_PROBLEM DESCRIPTION_
One figure is wanted here: how many lines in the entries hold the word "Nubes".

_DATA SECTION_
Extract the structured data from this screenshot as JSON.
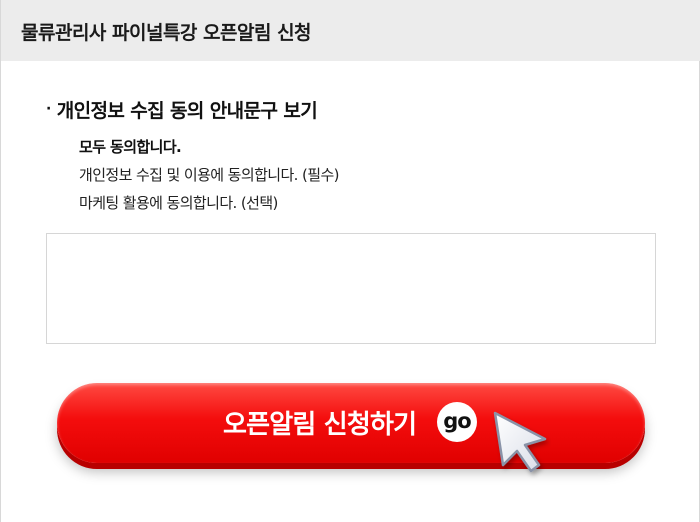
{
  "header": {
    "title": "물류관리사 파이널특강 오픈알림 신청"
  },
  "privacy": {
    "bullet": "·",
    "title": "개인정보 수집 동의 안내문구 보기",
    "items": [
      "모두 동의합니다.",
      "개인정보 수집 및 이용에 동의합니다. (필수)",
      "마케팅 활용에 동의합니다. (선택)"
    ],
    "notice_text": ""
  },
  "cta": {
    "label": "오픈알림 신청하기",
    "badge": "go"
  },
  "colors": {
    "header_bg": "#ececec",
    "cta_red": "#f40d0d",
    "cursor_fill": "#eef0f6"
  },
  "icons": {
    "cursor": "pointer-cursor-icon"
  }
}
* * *
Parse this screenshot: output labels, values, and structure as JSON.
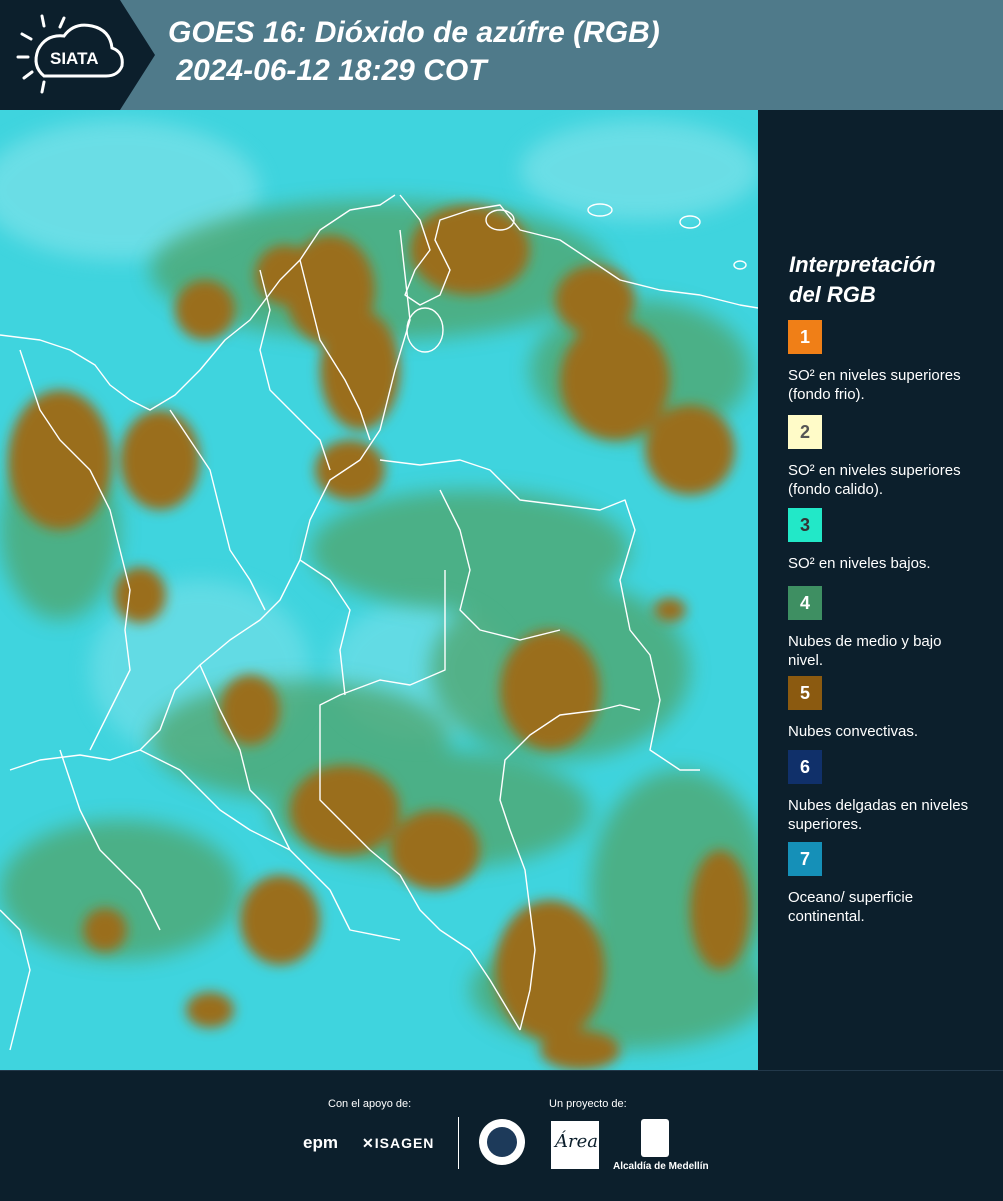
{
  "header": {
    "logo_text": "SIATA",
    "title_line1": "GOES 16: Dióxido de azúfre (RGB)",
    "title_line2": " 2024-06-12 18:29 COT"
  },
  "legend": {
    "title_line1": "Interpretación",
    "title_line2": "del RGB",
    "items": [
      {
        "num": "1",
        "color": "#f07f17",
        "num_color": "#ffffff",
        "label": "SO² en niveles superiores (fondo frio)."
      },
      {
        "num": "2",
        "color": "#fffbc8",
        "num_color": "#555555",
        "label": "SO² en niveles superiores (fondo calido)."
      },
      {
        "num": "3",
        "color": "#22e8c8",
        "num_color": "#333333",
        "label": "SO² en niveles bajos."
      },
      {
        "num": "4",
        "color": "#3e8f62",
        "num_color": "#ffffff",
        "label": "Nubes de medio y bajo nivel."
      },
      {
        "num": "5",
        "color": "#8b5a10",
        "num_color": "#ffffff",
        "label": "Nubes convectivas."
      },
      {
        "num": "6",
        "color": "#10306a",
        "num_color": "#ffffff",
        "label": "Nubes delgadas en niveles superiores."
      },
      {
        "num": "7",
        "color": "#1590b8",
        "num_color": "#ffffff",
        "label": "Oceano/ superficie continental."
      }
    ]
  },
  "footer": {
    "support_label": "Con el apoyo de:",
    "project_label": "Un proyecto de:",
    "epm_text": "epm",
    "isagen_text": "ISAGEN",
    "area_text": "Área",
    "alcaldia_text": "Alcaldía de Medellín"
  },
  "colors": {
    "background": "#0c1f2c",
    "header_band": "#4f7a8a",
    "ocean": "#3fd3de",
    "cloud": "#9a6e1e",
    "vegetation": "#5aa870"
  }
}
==
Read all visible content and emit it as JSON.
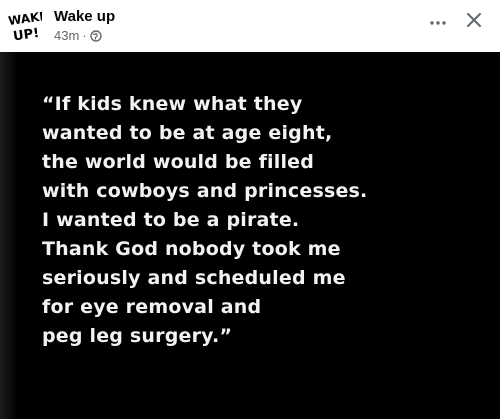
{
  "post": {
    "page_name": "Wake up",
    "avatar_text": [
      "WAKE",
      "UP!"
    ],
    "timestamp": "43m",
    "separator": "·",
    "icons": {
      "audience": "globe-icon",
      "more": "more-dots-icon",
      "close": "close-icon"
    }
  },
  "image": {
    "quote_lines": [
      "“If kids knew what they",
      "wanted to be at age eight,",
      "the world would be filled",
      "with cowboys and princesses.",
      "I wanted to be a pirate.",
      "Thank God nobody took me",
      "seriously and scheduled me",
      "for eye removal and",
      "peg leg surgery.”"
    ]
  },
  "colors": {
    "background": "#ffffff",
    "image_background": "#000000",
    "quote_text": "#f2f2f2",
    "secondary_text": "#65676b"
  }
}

_RESPONSE_
3